The UMass Amherst Poll provides opportunities for undergraduate students to work closely with faculty, become knowledgeable about central debates in the fields of political behavior and public opinion, and learn some of the most valuable and on-demand skills for employment including data collection and analysis. UMass Poll offers a new model for undergraduate education by making hands-on research for students a vital component of education.
Political Polling and Survey Research:
This undergraduate course leads students through the development, implementation, and analysis of exit polls during election seasons. The course teaches students how to constructively critique existing research and requires them to develop their research questions into a final paper. In 2010, 2012, and 2014, students in the course went to polling places in and around Massachusetts to conduct statewide exit polls.
In this course undergraduates learn how to conceptualize and measure public opinion, link it to characteristics of citizens, and why it matters. What is public opinion? How do we measure it? Where does it come from? Does it—and should it—matter for policies and political outcomes? The course broadly addresses fundamental questions about the sources of public opinion and how these opinions shape American democracy. Students learn about how members of the public think about issues, and why they think the way they do. It examines whether or not political leaders follow the "the will of the public" or manipulate public opinion to achieve their own aims.
This undergraduate course provides an introduction to the field of political psychology. It focuses primary attention on psychological explanations of individual political attitudes and actions, among both elites as well as the masses. Students examine the sources of public opinion, individual attitudes, and political behavior through the application of psychological theories and concepts.
Media in American Politics:
This course examines the changing role of media in American politics. Key issues include how media shapes citizens’ thinking about politics, how politicians and citizen activists try to advance their goals through media, and how media outlets themselves shape what is considered news. It also considers the rise of new media forms from 24-7 cable news to blogs and social media to new forms of entertainment media, and whether these new forms of communication can enhance democratic governance or simply accelerate the fragmentation of media and polarization of the American public.

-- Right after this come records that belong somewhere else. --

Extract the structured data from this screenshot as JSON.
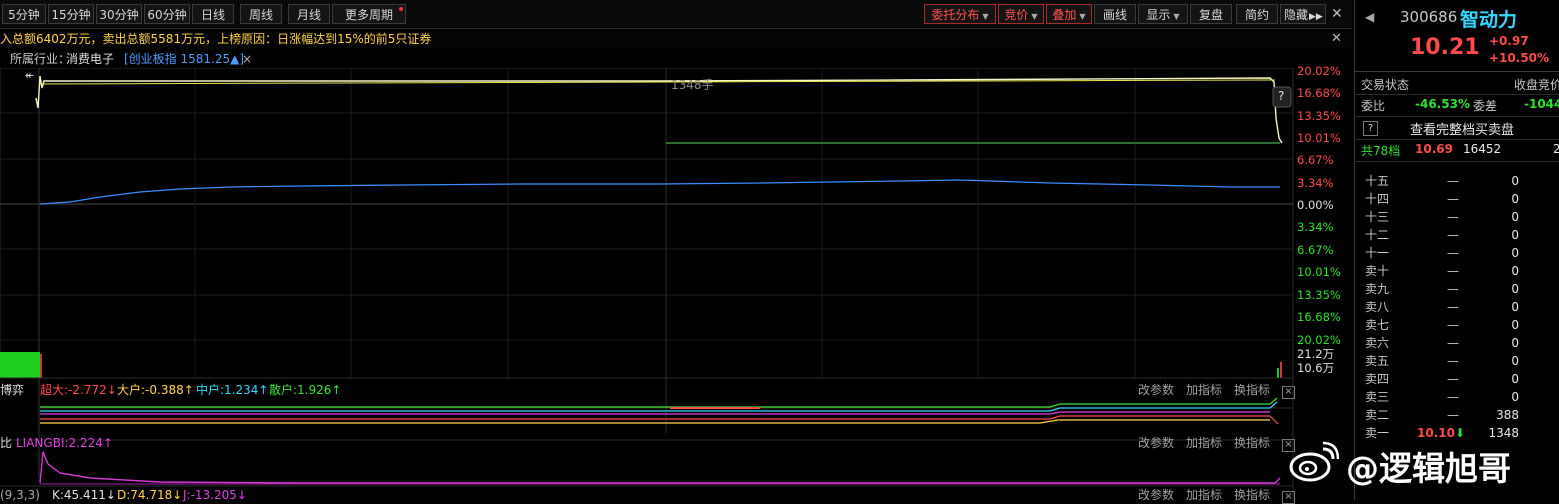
{
  "toolbar": {
    "periods": [
      "5分钟",
      "15分钟",
      "30分钟",
      "60分钟",
      "日线",
      "周线",
      "月线",
      "更多周期"
    ],
    "red_buttons": [
      "委托分布",
      "竞价",
      "叠加"
    ],
    "tools": [
      "画线",
      "显示",
      "复盘",
      "简约",
      "隐藏"
    ]
  },
  "notice": "入总额6402万元，卖出总额5581万元，上榜原因：日涨幅达到15%的前5只证券",
  "industry": {
    "label": "所属行业：",
    "value": "消费电子",
    "index_name": "[创业板指",
    "index_value": "1581.25",
    "index_arrow": "▲]"
  },
  "chart": {
    "price_ticks_up": [
      "20.02%",
      "16.68%",
      "13.35%",
      "10.01%",
      "6.67%",
      "3.34%"
    ],
    "zero_tick": "0.00%",
    "price_ticks_down": [
      "3.34%",
      "6.67%",
      "10.01%",
      "13.35%",
      "16.68%",
      "20.02%"
    ],
    "volume_marker": "1348手",
    "volume_ticks": [
      "21.2万",
      "10.6万"
    ],
    "help_icon": "?"
  },
  "panel1": {
    "name": "博弈",
    "items": [
      {
        "label": "超大:",
        "value": "-2.772",
        "arrow": "↓",
        "color": "#ff4b4b"
      },
      {
        "label": "大户:",
        "value": "-0.388",
        "arrow": "↑",
        "color": "#ffd54a"
      },
      {
        "label": "中户:",
        "value": "1.234",
        "arrow": "↑",
        "color": "#34d7ff"
      },
      {
        "label": "散户:",
        "value": "1.926",
        "arrow": "↑",
        "color": "#37e637"
      }
    ]
  },
  "panel2": {
    "prefix": "比",
    "name": "LIANGBI:2.224",
    "arrow": "↑"
  },
  "panel3": {
    "params": "(9,3,3)",
    "k": "K:45.411",
    "k_arrow": "↓",
    "d": "D:74.718",
    "d_arrow": "↓",
    "j": "J:-13.205",
    "j_arrow": "↓"
  },
  "panel_buttons": [
    "改参数",
    "加指标",
    "换指标"
  ],
  "side": {
    "code": "300686",
    "name": "智动力",
    "price": "10.21",
    "change": "+0.97",
    "change_pct": "+10.50%",
    "status_label": "交易状态",
    "status_value": "收盘竞价",
    "ratio_label": "委比",
    "ratio_value": "-46.53%",
    "diff_label": "委差",
    "diff_value": "-1044",
    "full_depth": "查看完整档买卖盘",
    "levels_label": "共78档",
    "levels_price": "10.69",
    "levels_vol": "16452",
    "levels_extra": "2",
    "rows": [
      {
        "label": "十五",
        "price": "—",
        "vol": "0"
      },
      {
        "label": "十四",
        "price": "—",
        "vol": "0"
      },
      {
        "label": "十三",
        "price": "—",
        "vol": "0"
      },
      {
        "label": "十二",
        "price": "—",
        "vol": "0"
      },
      {
        "label": "十一",
        "price": "—",
        "vol": "0"
      },
      {
        "label": "卖十",
        "price": "—",
        "vol": "0"
      },
      {
        "label": "卖九",
        "price": "—",
        "vol": "0"
      },
      {
        "label": "卖八",
        "price": "—",
        "vol": "0"
      },
      {
        "label": "卖七",
        "price": "—",
        "vol": "0"
      },
      {
        "label": "卖六",
        "price": "—",
        "vol": "0"
      },
      {
        "label": "卖五",
        "price": "—",
        "vol": "0"
      },
      {
        "label": "卖四",
        "price": "—",
        "vol": "0"
      },
      {
        "label": "卖三",
        "price": "—",
        "vol": "0"
      },
      {
        "label": "卖二",
        "price": "—",
        "vol": "388"
      }
    ],
    "sell1_label": "卖一",
    "sell1_price": "10.10",
    "sell1_vol": "1348"
  },
  "watermark": "@逻辑旭哥",
  "colors": {
    "accent_red": "#ff4b4b",
    "accent_green": "#2ee02e",
    "price_line": "#f0f0a0",
    "avg_line": "#3a8cff"
  }
}
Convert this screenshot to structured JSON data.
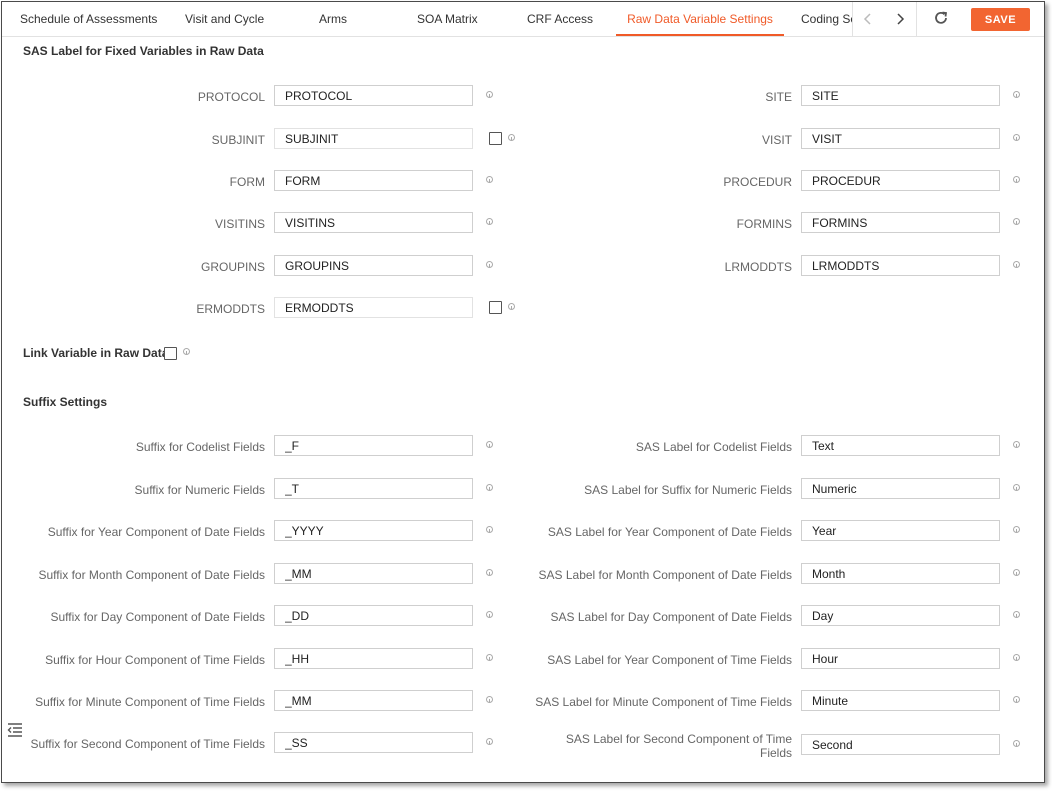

Advanced Survey Data Analysis:
This course focuses on advanced topics in survey design and analysis. Topics covered include different approaches to sampling, how to construct and use survey weights, and tools for analyzing and enriching survey data, including approaches to conducting matching as well as the construction and analysis of panel data. The course will also focus on designing and analyzing survey experiments.